A security alert from the Washington University police department said the incident happened at Skinker and Delmar boulevards at around 4:15 Thursday afternoon. 

While stopped at the light, the 60-year-old driver said someone bumped into the back of her car. She pulled over, and as she got out of her vehicle, a person in the other car pushed her out of the way and stole her car.

When the victim grabbed a door handle, the suspect began to accelerate. As the suspect continued to drive, he abruptly swerved which caused the victim to lose her grip and fall to the ground. She was then hit by her car.

Emergency responders treated the woman at the scene but she refused further treatment.

Both cars were last seen heading east on Delmar Boulevard.

The St. Louis Metropolitan Police Department is investigating. 

Florissant police warned drivers about a similar auto theft scheme that starts with a fender bender earlier this week.

RELATED: Police warn about new car-theft scheme that starts with fender bender

Police said there's been a few auto thefts that start out with a car bumping into the back of another vehicle. Per usual, both parties got out to inspect the damage. While that's going on, someone from the second vehicle hops out and steals the victim's vehicle.

"Well you have a million things going through your mind, it doesn't happen often," Officer Steven Michael said.

Police recommend the following if you feel uncomfortable or uneasy during an accident:

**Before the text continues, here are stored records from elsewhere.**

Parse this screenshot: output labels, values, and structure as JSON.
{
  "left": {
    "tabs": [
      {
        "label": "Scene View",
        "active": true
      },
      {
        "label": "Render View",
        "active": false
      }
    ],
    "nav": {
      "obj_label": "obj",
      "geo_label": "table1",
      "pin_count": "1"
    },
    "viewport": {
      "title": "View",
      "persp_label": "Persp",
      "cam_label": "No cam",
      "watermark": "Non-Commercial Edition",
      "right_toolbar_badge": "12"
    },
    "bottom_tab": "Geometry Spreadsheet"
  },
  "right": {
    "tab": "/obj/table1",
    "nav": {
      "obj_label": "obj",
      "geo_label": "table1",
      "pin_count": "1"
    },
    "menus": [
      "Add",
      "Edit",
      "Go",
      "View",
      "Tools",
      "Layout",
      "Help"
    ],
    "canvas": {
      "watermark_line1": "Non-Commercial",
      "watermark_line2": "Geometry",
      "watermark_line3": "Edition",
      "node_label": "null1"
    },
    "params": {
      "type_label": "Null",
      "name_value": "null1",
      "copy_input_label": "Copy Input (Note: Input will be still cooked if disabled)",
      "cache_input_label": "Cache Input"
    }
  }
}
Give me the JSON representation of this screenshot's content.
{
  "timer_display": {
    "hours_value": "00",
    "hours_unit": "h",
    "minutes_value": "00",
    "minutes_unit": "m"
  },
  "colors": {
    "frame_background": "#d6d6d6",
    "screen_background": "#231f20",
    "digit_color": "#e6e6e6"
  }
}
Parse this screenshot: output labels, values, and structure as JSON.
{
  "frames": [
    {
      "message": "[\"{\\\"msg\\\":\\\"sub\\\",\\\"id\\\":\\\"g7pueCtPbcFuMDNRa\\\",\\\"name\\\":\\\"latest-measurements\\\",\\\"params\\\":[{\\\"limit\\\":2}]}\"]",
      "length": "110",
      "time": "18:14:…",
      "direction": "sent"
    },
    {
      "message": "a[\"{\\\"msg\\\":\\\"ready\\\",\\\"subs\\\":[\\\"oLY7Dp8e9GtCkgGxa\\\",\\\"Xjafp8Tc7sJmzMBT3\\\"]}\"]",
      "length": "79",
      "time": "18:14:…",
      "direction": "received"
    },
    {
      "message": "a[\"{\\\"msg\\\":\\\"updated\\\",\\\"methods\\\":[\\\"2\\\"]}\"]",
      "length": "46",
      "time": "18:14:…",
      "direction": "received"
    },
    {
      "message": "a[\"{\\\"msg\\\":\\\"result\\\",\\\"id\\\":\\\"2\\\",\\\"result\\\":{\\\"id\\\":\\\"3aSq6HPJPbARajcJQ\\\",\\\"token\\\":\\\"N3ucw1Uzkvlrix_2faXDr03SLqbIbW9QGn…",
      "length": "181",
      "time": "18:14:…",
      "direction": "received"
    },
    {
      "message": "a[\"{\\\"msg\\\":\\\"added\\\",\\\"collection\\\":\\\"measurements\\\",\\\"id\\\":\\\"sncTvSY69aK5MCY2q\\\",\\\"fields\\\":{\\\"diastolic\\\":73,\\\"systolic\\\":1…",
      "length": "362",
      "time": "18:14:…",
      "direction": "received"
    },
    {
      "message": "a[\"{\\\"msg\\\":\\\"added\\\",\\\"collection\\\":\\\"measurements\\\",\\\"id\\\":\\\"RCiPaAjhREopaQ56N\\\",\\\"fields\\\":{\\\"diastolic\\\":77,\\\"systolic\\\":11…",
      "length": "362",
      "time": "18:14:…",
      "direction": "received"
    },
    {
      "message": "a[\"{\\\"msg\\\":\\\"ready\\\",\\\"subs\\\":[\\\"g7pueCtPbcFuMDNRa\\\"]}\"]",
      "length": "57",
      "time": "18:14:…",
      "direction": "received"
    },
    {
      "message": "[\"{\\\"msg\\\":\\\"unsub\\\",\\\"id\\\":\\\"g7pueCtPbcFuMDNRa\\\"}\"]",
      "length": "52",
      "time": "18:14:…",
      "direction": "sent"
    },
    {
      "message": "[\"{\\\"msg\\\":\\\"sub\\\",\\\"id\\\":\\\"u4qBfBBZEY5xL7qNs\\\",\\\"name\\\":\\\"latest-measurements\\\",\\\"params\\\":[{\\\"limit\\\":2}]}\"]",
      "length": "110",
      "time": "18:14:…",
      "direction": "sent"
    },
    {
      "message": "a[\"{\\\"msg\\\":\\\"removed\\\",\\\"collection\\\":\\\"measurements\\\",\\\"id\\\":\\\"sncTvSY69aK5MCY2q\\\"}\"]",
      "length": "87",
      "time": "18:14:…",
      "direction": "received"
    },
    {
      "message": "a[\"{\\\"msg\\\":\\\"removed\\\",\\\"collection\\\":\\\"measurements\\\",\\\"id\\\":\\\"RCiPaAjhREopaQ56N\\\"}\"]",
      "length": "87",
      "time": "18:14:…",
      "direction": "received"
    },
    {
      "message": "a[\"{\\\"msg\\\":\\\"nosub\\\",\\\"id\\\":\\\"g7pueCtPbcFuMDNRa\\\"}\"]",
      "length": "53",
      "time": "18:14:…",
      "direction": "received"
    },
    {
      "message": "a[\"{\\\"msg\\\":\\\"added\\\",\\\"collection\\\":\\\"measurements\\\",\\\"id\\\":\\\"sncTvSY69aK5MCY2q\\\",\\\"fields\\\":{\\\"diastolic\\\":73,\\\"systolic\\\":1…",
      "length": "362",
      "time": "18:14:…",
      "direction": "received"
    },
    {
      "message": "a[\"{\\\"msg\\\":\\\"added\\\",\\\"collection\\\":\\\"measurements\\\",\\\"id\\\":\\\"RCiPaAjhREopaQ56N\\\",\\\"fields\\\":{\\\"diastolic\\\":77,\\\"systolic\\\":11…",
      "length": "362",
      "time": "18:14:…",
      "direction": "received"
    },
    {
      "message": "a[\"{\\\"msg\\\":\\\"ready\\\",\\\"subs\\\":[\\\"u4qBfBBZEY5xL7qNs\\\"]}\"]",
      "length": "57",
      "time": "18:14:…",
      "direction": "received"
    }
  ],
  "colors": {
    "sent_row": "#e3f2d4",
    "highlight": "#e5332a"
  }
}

  • Stay in your car with the door locked
  • Call 911
  • If you can, take a picture or note the make, model and license plate number of the vehicle that hit you and the driver's description
  • If the vehicle leaves the scene, note which direction it traveled
  • Note anything unique about the vehicle, a cracked windshield, missing hubcaps, bumper stickers or any other damage 
  • Cracking a window should be sufficient to talk with the other driver at first until police arrive